About this exercise =
Your task is to find every line of the data that holds the string "icon" and copy it.

------ Records provided

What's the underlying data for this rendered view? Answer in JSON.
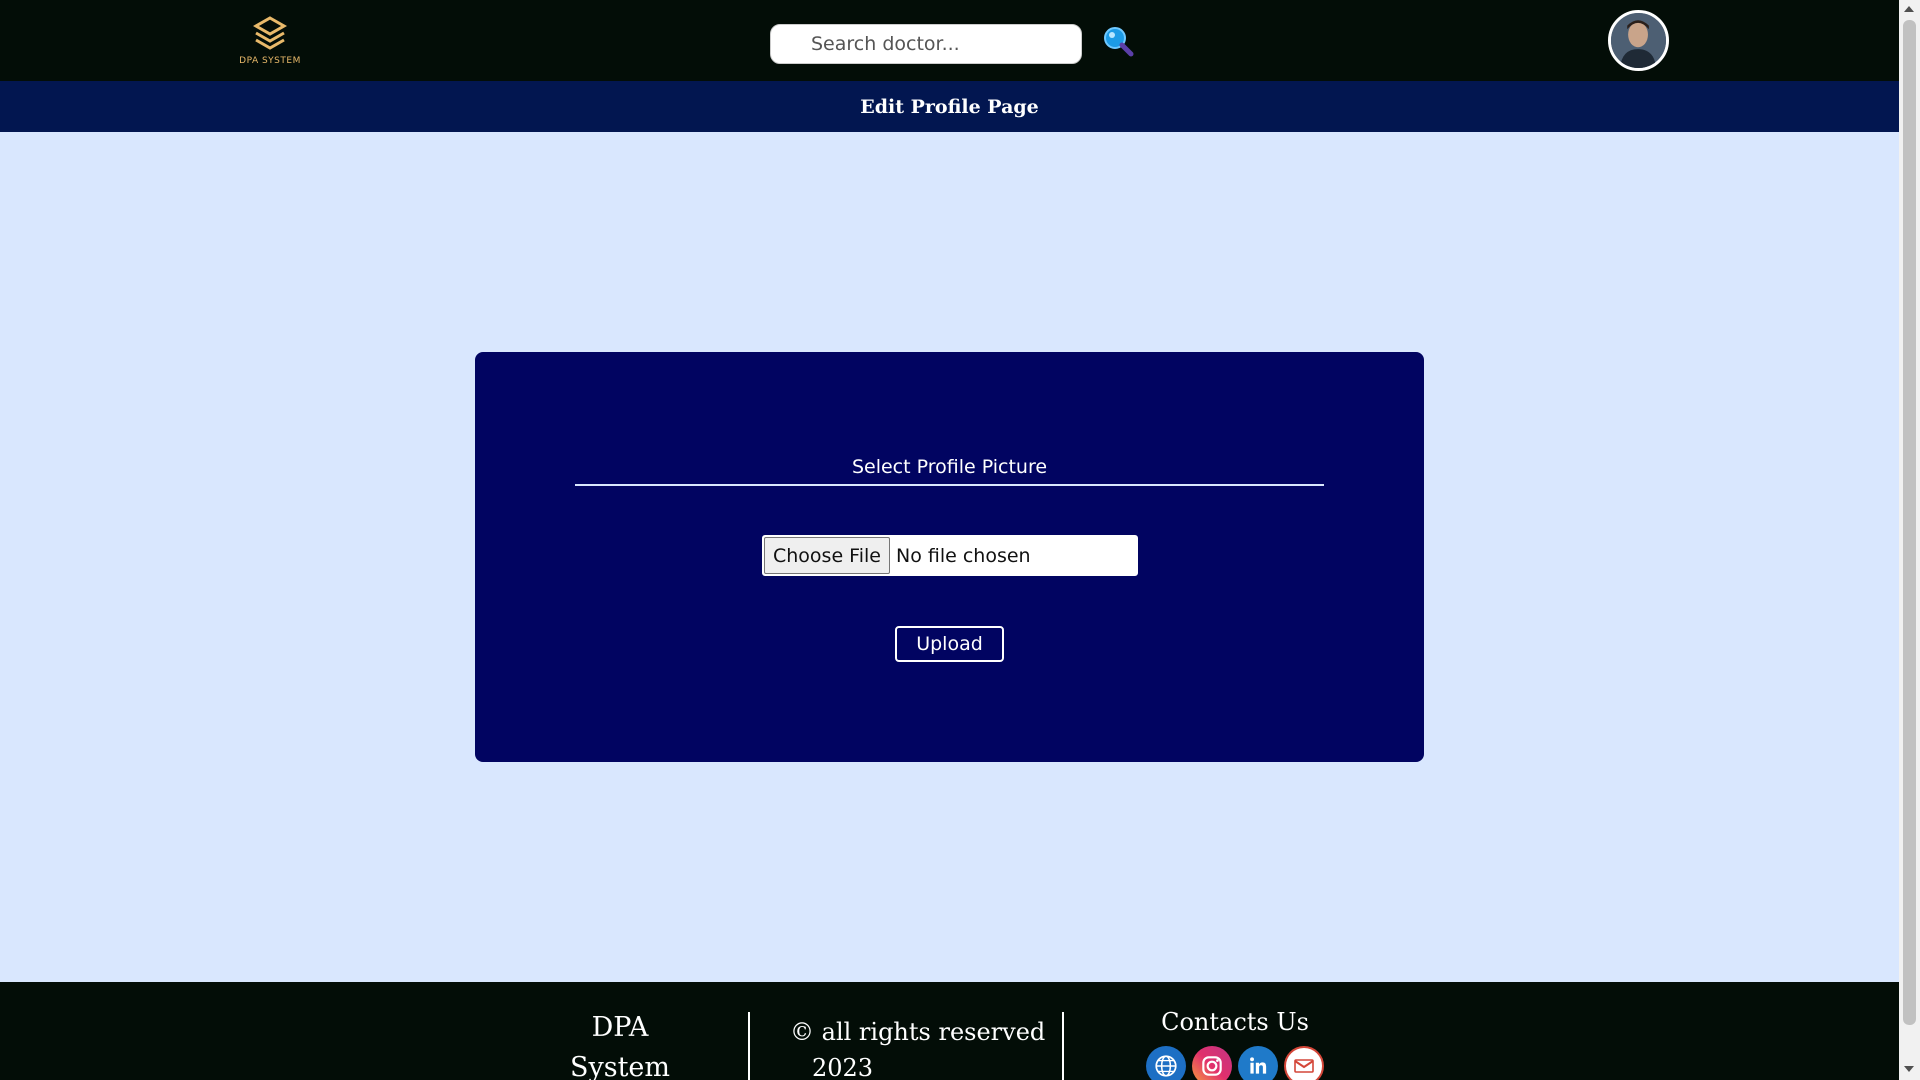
{
  "header": {
    "logo_text": "DPA SYSTEM",
    "search_placeholder": "Search doctor...",
    "search_icon": "search-icon",
    "avatar": "user-avatar"
  },
  "title_bar": {
    "title": "Edit Profile Page"
  },
  "form": {
    "heading": "Select Profile Picture",
    "file_button_label": "Choose File",
    "file_status": "No file chosen",
    "upload_label": "Upload"
  },
  "footer": {
    "brand_line1": "DPA",
    "brand_line2": "System",
    "copyright_line1": "© all rights reserved",
    "copyright_line2": "2023",
    "contacts_title": "Contacts Us",
    "socials": [
      "globe-icon",
      "instagram-icon",
      "linkedin-icon",
      "gmail-icon"
    ]
  },
  "colors": {
    "topbar": "#030d07",
    "titlebar": "#021650",
    "page_bg": "#d9e7fe",
    "card_bg": "#010461",
    "logo_gold": "#e9b96a"
  }
}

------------

Task result =
    "search_icon": "search-icon",
      "globe-icon",
      "instagram-icon",
      "linkedin-icon",
      "gmail-icon"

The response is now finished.